**The records:**
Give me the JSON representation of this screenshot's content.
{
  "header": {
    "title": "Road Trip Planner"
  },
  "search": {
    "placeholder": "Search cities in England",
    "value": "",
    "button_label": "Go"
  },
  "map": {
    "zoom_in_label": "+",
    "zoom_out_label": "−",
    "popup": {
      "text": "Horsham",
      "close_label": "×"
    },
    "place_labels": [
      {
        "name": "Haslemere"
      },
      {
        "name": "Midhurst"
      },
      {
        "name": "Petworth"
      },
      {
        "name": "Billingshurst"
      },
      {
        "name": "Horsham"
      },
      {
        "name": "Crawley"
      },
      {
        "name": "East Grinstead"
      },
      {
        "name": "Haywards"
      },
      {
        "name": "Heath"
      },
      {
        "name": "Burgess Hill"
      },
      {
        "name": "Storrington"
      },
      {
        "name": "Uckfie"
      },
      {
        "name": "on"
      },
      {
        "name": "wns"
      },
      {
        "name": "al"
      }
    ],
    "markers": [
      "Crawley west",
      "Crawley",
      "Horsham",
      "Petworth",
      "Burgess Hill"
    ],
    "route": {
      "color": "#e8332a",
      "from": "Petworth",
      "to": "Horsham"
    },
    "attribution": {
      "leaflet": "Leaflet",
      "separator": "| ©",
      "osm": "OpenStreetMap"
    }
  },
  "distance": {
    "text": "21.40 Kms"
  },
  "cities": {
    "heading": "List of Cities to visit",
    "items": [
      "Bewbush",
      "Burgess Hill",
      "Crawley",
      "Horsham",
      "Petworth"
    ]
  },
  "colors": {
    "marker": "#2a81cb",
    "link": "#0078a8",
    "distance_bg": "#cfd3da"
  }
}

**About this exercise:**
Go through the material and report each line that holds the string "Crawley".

**Answer space:**
        "name": "Crawley"
      "Crawley west",
      "Crawley",
      "Crawley",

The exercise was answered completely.